"Continuing a tradition dating back at least as far as the famous disputes over the Boeing/McDonnell-Douglas and GE-Honeywell mergers, but having its fullest modern expression in its ongoing battle with Microsoft, the European Commission's announcement of a decision and $1.45 billion fine against Intel represents the culmination of both bad antitrust and excessive market intervention.
"The former problem stems from Europe's enforcement of its competition laws on evidence of harm to competitors rather than competition. While harm to competitors can be evidence of (or a prelude to) harm to competition, the theories supporting this are weak, controversial, and unsupported with evidence. At the same time, Intel's behavior undeniably results in significant, immediate gains to its customers, who have seen remarkable increases in computing power coupled with equally remarkable decreases in cost over the course of the last 10 years or so. The latter problem, excessive market intervention, actually arises out of the first. Competition policy that is concerned with the fortunes of particular firms will almost inevitably find justification for market intervention in markets where economies of scale and network effects create market winners and losers.
"Although the EU has claimed to be moving away from an antitrust that manipulates markets to mirror a bureaucratic conception of 'perfect competition,' and toward an antitrust concerned with actual competitive effects, EU law and enforcement policy make 'effects-based' antitrust, particularly when the industry leader is a strong foreign competitor, an unlikely outcome."
Contact Information for Geoffrey A. Manne: Direct: 971.250.4339 Email: firstname.lastname@example.org
About Geoffrey A. Manne:

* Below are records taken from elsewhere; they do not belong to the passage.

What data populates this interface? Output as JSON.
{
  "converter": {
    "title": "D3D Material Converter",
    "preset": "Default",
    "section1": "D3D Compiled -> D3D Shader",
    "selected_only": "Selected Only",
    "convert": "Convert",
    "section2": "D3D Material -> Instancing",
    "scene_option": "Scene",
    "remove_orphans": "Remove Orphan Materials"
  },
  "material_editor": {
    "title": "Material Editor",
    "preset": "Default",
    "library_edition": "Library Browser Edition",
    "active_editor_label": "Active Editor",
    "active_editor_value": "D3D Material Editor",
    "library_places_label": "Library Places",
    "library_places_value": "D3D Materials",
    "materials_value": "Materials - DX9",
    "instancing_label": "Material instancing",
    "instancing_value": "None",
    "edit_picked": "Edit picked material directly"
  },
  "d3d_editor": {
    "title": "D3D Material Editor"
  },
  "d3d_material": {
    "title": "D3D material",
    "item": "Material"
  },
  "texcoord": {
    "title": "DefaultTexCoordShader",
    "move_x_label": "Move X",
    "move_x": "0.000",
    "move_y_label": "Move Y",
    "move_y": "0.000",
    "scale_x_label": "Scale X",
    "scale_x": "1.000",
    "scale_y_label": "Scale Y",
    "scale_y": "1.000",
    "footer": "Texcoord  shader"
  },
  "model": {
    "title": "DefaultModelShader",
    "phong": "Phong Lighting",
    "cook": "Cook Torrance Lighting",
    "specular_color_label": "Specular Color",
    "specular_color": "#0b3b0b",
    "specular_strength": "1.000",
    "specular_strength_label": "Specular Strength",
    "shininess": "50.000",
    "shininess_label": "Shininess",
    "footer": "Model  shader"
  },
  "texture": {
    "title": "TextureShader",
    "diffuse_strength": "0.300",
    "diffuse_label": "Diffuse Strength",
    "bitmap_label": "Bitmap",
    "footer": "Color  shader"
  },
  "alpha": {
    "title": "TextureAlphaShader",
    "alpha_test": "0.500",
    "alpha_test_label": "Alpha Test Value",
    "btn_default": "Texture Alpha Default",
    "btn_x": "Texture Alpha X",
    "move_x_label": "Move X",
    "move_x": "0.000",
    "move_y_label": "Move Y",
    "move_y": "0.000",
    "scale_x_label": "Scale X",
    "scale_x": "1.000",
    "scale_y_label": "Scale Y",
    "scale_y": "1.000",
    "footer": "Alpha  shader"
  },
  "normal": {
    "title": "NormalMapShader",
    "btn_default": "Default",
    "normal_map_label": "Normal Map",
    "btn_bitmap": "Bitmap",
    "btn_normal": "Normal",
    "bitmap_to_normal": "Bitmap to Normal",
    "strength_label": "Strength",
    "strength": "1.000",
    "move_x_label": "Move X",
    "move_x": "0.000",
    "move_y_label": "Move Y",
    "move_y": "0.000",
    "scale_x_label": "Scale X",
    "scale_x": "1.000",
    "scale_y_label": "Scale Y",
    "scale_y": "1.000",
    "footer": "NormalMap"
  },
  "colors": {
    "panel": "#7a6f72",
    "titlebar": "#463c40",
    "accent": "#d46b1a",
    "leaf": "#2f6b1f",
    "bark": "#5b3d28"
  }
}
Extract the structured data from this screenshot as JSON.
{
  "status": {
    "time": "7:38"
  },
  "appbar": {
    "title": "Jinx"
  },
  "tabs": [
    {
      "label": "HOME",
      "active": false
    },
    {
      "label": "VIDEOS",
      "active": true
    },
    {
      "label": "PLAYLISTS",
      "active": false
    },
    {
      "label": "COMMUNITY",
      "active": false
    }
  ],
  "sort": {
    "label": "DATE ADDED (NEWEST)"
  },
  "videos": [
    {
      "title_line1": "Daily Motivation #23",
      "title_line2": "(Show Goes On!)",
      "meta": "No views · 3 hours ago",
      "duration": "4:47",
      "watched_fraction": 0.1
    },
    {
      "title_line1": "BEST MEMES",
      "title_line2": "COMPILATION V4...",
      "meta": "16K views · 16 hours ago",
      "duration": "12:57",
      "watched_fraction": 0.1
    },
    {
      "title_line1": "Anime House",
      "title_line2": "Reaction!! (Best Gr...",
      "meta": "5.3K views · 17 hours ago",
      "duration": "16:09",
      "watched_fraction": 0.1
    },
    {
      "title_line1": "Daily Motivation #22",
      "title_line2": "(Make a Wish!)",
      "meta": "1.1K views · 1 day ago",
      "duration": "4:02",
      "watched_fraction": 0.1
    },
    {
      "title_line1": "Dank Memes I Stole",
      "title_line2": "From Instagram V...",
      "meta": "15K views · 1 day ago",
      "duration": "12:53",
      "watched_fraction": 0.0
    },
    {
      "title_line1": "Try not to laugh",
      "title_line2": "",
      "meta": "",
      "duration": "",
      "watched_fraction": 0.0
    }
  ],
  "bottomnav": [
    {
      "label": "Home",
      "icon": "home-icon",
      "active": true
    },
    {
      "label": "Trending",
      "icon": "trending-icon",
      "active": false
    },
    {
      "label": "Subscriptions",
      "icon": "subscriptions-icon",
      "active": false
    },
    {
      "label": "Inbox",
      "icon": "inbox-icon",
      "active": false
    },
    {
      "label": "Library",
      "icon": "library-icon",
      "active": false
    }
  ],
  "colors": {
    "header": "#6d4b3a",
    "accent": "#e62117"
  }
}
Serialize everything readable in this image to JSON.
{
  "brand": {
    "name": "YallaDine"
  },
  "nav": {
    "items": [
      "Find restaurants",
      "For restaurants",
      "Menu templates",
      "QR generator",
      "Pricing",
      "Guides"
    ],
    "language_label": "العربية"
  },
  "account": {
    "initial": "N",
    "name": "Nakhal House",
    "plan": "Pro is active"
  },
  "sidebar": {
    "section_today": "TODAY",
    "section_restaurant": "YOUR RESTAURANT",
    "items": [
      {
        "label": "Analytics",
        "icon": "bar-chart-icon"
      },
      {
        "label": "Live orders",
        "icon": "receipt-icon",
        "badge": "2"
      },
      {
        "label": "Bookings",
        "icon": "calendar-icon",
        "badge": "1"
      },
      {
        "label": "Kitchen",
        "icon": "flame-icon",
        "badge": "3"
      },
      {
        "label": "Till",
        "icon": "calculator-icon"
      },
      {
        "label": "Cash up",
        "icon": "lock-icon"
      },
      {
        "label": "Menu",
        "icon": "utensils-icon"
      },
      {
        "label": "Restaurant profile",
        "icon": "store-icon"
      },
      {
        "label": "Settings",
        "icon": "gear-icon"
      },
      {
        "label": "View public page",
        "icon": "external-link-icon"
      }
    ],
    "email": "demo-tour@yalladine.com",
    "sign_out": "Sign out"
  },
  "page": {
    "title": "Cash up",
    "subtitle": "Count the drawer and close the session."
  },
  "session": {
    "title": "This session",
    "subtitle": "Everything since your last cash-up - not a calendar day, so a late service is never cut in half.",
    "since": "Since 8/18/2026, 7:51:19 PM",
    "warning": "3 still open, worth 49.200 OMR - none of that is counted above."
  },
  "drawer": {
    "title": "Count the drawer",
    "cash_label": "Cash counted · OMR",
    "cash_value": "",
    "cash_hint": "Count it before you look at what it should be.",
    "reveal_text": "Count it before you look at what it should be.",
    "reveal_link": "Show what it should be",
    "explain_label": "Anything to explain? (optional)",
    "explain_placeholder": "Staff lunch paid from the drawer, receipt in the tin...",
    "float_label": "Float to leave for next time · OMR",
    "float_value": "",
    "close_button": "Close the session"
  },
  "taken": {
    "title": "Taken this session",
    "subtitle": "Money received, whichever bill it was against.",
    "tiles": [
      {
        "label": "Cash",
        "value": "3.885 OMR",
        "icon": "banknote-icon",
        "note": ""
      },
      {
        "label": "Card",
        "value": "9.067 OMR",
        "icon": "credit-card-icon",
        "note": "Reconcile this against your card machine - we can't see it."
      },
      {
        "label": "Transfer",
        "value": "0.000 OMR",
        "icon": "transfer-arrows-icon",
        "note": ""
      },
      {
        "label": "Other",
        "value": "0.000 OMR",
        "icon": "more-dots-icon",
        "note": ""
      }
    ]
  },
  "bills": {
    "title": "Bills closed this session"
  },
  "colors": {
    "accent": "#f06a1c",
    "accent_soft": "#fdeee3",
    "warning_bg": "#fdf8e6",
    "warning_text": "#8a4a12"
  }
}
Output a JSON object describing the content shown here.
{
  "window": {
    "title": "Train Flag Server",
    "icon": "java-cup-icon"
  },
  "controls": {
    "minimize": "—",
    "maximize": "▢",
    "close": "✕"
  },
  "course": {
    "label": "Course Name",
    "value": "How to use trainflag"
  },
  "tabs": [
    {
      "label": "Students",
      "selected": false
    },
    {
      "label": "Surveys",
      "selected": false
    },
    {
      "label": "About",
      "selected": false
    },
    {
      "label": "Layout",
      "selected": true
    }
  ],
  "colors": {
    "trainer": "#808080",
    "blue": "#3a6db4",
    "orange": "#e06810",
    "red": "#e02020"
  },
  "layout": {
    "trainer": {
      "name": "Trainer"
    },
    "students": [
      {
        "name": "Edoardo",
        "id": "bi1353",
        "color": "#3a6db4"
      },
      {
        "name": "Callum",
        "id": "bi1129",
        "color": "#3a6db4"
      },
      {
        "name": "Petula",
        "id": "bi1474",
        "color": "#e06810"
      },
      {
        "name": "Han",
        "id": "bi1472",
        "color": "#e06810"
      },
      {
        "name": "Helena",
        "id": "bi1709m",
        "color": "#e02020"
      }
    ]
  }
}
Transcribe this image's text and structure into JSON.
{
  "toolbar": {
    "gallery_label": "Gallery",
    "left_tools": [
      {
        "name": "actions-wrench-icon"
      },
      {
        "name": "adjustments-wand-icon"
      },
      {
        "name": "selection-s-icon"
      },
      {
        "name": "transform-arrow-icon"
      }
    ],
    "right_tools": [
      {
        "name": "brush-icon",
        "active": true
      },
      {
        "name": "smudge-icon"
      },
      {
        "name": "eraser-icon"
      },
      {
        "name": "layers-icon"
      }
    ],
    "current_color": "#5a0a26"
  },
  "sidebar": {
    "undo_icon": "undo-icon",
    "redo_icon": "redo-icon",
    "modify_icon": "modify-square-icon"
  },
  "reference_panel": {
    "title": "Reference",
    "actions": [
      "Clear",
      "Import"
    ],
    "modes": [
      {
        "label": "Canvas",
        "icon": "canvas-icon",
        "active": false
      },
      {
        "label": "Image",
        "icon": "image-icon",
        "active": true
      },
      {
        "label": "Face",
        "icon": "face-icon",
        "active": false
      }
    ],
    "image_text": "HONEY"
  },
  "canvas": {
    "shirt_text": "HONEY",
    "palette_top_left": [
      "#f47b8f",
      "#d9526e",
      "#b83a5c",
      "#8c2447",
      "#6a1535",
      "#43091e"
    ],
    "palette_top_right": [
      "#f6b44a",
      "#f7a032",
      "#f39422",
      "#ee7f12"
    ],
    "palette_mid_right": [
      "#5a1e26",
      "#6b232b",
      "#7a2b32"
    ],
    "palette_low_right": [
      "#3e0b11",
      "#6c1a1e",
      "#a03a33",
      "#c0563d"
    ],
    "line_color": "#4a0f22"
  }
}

Currently the Director of LeCG, a global expert services and consulting firm, Manne also serves as Lecturer in Law for Lewis & Clark Law School. In this capacity he lends his expertise to various law school endeavors. Before joining LeCG, Manne worked for Microsoft as a Law and Economics Specialist. Prior to that he served three years as an Assistant Professor at the law school. Immediately prior to joining the faculty in 2003, he practiced law at Latham & Watkins in Washington, DC, where he specialized in antitrust litigation and counseling. He also practiced in the areas of bankruptcy and commercial litigation and did some appellate work. Before private practice Manne was a Bigelow Fellow at the